• **Problem to work on**: Nothing should change. Output the data exactly.

Data items
+ + + + + + +

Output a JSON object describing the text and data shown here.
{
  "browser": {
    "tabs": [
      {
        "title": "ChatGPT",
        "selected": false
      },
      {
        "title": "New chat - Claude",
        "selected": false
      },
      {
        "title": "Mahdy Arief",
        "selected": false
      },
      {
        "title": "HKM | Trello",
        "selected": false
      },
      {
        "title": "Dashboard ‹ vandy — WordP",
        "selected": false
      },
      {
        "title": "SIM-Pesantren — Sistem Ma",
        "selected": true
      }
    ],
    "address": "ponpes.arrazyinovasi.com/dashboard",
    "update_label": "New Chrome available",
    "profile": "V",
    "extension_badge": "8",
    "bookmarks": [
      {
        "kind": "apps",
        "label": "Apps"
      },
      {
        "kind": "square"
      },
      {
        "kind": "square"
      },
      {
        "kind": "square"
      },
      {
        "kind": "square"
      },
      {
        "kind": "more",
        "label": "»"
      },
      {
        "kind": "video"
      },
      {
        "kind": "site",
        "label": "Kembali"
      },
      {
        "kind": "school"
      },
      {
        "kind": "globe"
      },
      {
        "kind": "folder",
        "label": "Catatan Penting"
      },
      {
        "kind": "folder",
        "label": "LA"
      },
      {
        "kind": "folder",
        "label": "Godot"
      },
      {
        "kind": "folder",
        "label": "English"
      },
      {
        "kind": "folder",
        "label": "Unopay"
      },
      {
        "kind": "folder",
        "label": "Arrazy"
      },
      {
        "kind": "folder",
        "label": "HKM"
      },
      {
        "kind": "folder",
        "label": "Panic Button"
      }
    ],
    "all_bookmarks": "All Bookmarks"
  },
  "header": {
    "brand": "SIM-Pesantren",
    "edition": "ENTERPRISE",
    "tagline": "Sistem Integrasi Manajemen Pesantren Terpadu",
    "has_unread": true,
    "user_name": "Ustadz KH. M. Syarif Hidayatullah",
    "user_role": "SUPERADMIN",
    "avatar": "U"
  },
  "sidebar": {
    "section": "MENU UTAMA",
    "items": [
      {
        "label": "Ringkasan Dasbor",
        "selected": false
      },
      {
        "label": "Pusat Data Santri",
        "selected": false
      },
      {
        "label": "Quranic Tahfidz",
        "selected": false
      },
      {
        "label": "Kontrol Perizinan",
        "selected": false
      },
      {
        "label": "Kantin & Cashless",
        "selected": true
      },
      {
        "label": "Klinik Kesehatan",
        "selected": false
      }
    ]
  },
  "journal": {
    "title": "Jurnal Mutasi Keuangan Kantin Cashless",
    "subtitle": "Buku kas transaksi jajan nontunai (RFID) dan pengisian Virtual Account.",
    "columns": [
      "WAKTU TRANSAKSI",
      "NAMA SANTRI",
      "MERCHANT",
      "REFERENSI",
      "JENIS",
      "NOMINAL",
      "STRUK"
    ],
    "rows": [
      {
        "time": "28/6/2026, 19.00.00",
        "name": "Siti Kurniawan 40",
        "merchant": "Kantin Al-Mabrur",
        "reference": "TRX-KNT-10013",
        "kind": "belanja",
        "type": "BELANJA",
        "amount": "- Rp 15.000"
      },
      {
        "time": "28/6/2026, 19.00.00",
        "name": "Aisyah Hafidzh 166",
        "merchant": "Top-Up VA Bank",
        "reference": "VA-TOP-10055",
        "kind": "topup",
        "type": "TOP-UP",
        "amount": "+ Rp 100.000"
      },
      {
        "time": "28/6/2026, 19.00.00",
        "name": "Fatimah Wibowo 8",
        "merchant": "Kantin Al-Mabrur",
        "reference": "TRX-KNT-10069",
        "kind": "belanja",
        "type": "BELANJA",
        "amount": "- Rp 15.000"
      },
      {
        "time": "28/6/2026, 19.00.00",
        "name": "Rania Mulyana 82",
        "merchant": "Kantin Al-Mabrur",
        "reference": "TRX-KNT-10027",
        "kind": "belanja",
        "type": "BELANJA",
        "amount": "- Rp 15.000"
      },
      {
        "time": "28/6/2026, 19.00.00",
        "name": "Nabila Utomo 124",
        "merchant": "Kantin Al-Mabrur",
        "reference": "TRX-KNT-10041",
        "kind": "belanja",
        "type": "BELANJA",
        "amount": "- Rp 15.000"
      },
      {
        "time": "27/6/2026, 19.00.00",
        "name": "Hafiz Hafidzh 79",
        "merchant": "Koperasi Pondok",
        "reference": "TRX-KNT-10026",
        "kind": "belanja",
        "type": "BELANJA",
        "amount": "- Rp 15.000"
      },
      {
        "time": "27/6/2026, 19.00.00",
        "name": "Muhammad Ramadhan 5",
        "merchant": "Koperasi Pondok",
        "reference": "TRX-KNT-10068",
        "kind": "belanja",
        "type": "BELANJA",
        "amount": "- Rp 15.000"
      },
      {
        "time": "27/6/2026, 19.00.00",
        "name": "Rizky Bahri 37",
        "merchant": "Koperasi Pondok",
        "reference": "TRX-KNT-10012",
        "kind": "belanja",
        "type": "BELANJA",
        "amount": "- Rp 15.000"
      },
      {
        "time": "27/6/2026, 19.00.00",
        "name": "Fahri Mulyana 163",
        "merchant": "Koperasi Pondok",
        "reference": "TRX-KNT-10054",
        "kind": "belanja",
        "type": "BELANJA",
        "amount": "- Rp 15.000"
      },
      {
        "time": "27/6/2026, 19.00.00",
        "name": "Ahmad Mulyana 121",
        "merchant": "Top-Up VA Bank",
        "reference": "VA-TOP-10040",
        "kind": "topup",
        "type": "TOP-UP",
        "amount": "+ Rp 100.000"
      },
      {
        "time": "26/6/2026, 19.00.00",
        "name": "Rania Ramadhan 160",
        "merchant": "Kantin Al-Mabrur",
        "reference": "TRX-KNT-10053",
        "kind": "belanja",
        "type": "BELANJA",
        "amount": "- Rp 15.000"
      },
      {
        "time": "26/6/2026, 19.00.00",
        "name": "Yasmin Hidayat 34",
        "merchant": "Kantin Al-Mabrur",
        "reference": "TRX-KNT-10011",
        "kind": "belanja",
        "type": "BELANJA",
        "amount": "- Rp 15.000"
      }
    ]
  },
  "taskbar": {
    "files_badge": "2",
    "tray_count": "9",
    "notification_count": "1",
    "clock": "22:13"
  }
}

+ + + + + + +

• **Expected answer**:
Output a JSON object describing the text and data shown here.
{
  "browser": {
    "tabs": [
      {
        "title": "ChatGPT",
        "selected": false
      },
      {
        "title": "New chat - Claude",
        "selected": false
      },
      {
        "title": "Mahdy Arief",
        "selected": false
      },
      {
        "title": "HKM | Trello",
        "selected": false
      },
      {
        "title": "Dashboard ‹ vandy — WordP",
        "selected": false
      },
      {
        "title": "SIM-Pesantren — Sistem Ma",
        "selected": true
      }
    ],
    "address": "ponpes.arrazyinovasi.com/dashboard",
    "update_label": "New Chrome available",
    "profile": "V",
    "extension_badge": "8",
    "bookmarks": [
      {
        "kind": "apps",
        "label": "Apps"
      },
      {
        "kind": "square"
      },
      {
        "kind": "square"
      },
      {
        "kind": "square"
      },
      {
        "kind": "square"
      },
      {
        "kind": "more",
        "label": "»"
      },
      {
        "kind": "video"
      },
      {
        "kind": "site",
        "label": "Kembali"
      },
      {
        "kind": "school"
      },
      {
        "kind": "globe"
      },
      {
        "kind": "folder",
        "label": "Catatan Penting"
      },
      {
        "kind": "folder",
        "label": "LA"
      },
      {
        "kind": "folder",
        "label": "Godot"
      },
      {
        "kind": "folder",
        "label": "English"
      },
      {
        "kind": "folder",
        "label": "Unopay"
      },
      {
        "kind": "folder",
        "label": "Arrazy"
      },
      {
        "kind": "folder",
        "label": "HKM"
      },
      {
        "kind": "folder",
        "label": "Panic Button"
      }
    ],
    "all_bookmarks": "All Bookmarks"
  },
  "header": {
    "brand": "SIM-Pesantren",
    "edition": "ENTERPRISE",
    "tagline": "Sistem Integrasi Manajemen Pesantren Terpadu",
    "has_unread": true,
    "user_name": "Ustadz KH. M. Syarif Hidayatullah",
    "user_role": "SUPERADMIN",
    "avatar": "U"
  },
  "sidebar": {
    "section": "MENU UTAMA",
    "items": [
      {
        "label": "Ringkasan Dasbor",
        "selected": false
      },
      {
        "label": "Pusat Data Santri",
        "selected": false
      },
      {
        "label": "Quranic Tahfidz",
        "selected": false
      },
      {
        "label": "Kontrol Perizinan",
        "selected": false
      },
      {
        "label": "Kantin & Cashless",
        "selected": true
      },
      {
        "label": "Klinik Kesehatan",
        "selected": false
      }
    ]
  },
  "journal": {
    "title": "Jurnal Mutasi Keuangan Kantin Cashless",
    "subtitle": "Buku kas transaksi jajan nontunai (RFID) dan pengisian Virtual Account.",
    "columns": [
      "WAKTU TRANSAKSI",
      "NAMA SANTRI",
      "MERCHANT",
      "REFERENSI",
      "JENIS",
      "NOMINAL",
      "STRUK"
    ],
    "rows": [
      {
        "time": "28/6/2026, 19.00.00",
        "name": "Siti Kurniawan 40",
        "merchant": "Kantin Al-Mabrur",
        "reference": "TRX-KNT-10013",
        "kind": "belanja",
        "type": "BELANJA",
        "amount": "- Rp 15.000"
      },
      {
        "time": "28/6/2026, 19.00.00",
        "name": "Aisyah Hafidzh 166",
        "merchant": "Top-Up VA Bank",
        "reference": "VA-TOP-10055",
        "kind": "topup",
        "type": "TOP-UP",
        "amount": "+ Rp 100.000"
      },
      {
        "time": "28/6/2026, 19.00.00",
        "name": "Fatimah Wibowo 8",
        "merchant": "Kantin Al-Mabrur",
        "reference": "TRX-KNT-10069",
        "kind": "belanja",
        "type": "BELANJA",
        "amount": "- Rp 15.000"
      },
      {
        "time": "28/6/2026, 19.00.00",
        "name": "Rania Mulyana 82",
        "merchant": "Kantin Al-Mabrur",
        "reference": "TRX-KNT-10027",
        "kind": "belanja",
        "type": "BELANJA",
        "amount": "- Rp 15.000"
      },
      {
        "time": "28/6/2026, 19.00.00",
        "name": "Nabila Utomo 124",
        "merchant": "Kantin Al-Mabrur",
        "reference": "TRX-KNT-10041",
        "kind": "belanja",
        "type": "BELANJA",
        "amount": "- Rp 15.000"
      },
      {
        "time": "27/6/2026, 19.00.00",
        "name": "Hafiz Hafidzh 79",
        "merchant": "Koperasi Pondok",
        "reference": "TRX-KNT-10026",
        "kind": "belanja",
        "type": "BELANJA",
        "amount": "- Rp 15.000"
      },
      {
        "time": "27/6/2026, 19.00.00",
        "name": "Muhammad Ramadhan 5",
        "merchant": "Koperasi Pondok",
        "reference": "TRX-KNT-10068",
        "kind": "belanja",
        "type": "BELANJA",
        "amount": "- Rp 15.000"
      },
      {
        "time": "27/6/2026, 19.00.00",
        "name": "Rizky Bahri 37",
        "merchant": "Koperasi Pondok",
        "reference": "TRX-KNT-10012",
        "kind": "belanja",
        "type": "BELANJA",
        "amount": "- Rp 15.000"
      },
      {
        "time": "27/6/2026, 19.00.00",
        "name": "Fahri Mulyana 163",
        "merchant": "Koperasi Pondok",
        "reference": "TRX-KNT-10054",
        "kind": "belanja",
        "type": "BELANJA",
        "amount": "- Rp 15.000"
      },
      {
        "time": "27/6/2026, 19.00.00",
        "name": "Ahmad Mulyana 121",
        "merchant": "Top-Up VA Bank",
        "reference": "VA-TOP-10040",
        "kind": "topup",
        "type": "TOP-UP",
        "amount": "+ Rp 100.000"
      },
      {
        "time": "26/6/2026, 19.00.00",
        "name": "Rania Ramadhan 160",
        "merchant": "Kantin Al-Mabrur",
        "reference": "TRX-KNT-10053",
        "kind": "belanja",
        "type": "BELANJA",
        "amount": "- Rp 15.000"
      },
      {
        "time": "26/6/2026, 19.00.00",
        "name": "Yasmin Hidayat 34",
        "merchant": "Kantin Al-Mabrur",
        "reference": "TRX-KNT-10011",
        "kind": "belanja",
        "type": "BELANJA",
        "amount": "- Rp 15.000"
      }
    ]
  },
  "taskbar": {
    "files_badge": "2",
    "tray_count": "9",
    "notification_count": "1",
    "clock": "22:13"
  }
}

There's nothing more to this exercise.